According to Dr. Sherzai, “Food is the single greatest tool that we have for building better brain health.” While some physicians lean toward more of a solely plant-based diet in order to achieve maximal benefits, it is the general consensus among those in the field that even a plant RICH diet, such as the Mediterranean Diet is beneficial. Furthermore, Drs. Sherzai state there are certain foods, which they call “the Neuro Nine,” that should be consumed on a daily basis to optimize neurological function through their anti-inflammatory and antioxidant properties.
The Neuro Nine: leafy greens, whole grains, seeds, beans, berries, nuts, crucifers, teas, herbs and spices.
4. Connect with Others

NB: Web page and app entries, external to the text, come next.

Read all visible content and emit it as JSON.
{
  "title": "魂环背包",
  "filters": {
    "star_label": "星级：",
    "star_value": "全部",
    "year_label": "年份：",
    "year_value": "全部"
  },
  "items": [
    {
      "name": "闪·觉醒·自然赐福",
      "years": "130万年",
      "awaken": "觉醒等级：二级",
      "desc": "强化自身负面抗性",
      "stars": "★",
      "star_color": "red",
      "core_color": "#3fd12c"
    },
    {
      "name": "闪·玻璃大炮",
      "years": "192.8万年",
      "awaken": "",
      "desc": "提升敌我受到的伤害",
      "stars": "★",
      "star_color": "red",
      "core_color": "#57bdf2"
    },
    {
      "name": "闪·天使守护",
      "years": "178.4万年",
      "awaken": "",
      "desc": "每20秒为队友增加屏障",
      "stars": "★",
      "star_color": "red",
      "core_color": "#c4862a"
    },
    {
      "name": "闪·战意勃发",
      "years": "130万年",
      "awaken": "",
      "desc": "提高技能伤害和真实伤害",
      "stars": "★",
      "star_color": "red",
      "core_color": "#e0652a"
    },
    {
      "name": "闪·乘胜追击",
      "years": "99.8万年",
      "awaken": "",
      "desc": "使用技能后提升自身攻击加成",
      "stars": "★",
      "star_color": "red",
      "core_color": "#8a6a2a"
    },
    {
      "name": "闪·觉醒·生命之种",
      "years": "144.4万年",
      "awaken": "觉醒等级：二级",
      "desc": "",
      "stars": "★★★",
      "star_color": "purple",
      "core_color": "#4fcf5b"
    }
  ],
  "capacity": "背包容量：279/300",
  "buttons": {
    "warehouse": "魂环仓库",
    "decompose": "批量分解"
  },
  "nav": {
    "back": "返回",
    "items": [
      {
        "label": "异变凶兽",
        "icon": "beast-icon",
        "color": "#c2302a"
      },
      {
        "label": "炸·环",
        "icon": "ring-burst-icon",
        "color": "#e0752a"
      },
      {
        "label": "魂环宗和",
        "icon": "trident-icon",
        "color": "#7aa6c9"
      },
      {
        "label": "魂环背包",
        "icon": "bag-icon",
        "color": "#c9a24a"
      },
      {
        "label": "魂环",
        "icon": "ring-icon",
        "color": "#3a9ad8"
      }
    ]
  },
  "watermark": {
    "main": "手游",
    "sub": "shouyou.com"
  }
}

Research shows that maintaining social connections is one of the most efficient ways to build and grow your brain since these interactions activate and engage all parts of the brain. For instance, deep meaningful conversation engages the temporal lobe which is responsible for listening to and encoding the spoken word and the occipital lobe which processes visual information like the facial expressions and gestures of your partner. At the same time, these interactions recruit the frontal lobe which is responsible for processing and interpreting information and the parietal lobe which is stimulated by your creative drive to develop new content to keep the conversation going. Moreover, the limbic system becomes involved if you happen to be emotionally invested in the ideas you’re discussing.
5. Never Stop Learning
“If you don’t use it, you lose it.”
A well-known but often overlooked method for boosting brain health is to learn something new. This could be anything you desire and doesn’t have to be a monumental task like becoming fluent in an entirely new language. It could be as simple as researching a topic you’re interested in or picking up a new hobby, like gardening or birdwatching. The most important part is that you do this consistently, stimulating your brain to develop new neuronal connections on a regular basis.
6. Optimize Blood Pressure and Blood Glucose Levels
Hypertension and diabetes are two of the most damaging processes to the body, but especially to the brain. This is because these pathologies are particularly detrimental to the structure of the smallest arteries in the body. The brain, which requires a disproportionately higher amount of energy, and therefore blood flow, is fed primarily by these small vessels. Research has shown that even prediabetes, or insulin resistance, has been linked to cognitive decline. Therefore, it is best to optimize these numbers in order to prevent the structural changes in the brain that could lead to deteriorating brain function down the road.
7. Less Alcohol
Research shows that both occasional binge-drinking and regular excessive drinking can cause cognitive decline in both the short and long-term by physically damaging the brain itself. It is therefore recommended that we all stick to less than 14 units of alcohol per week; however, I suggest ingesting significantly less than this if you are interested in optimizing brain function.
8. Don’t smoke
This should be a no-brainer but it deserves to be mentioned nonetheless. According to the World Health Organization (WHO), 14% of Alzheimer’s cases worldwide are potentially attributed to smoking. The toxins in cigarettes accumulate within and damage the small blood vessels that feed the brain. If you already smoke, there is still an opportunity to cease the oxidative and pro- inflammatory damage caused by this habit. Make an appointment with me to learn about the options out there that may help you make this beneficial life change.
Take Home Points
Choosing any ONE of these lifestyle interventions and sticking to it can be the first step toward optimizing your brain health.
-What you do to your brain, you do to your body, and what you do to your body, you do to your brain!
If interested in the work of Drs. Dean and Ayesha Sherzai, check out their website (link here or purchase their newly published book, “The 3-Day Alzheimer’s Solution.”
If you’d like help facilitating any of these changes, give my office a call at 985-807-1937 to schedule an appointment today!
The information and other content provided in this blog, or in any linked materials is not a substitute for professional medical expertise or treatment.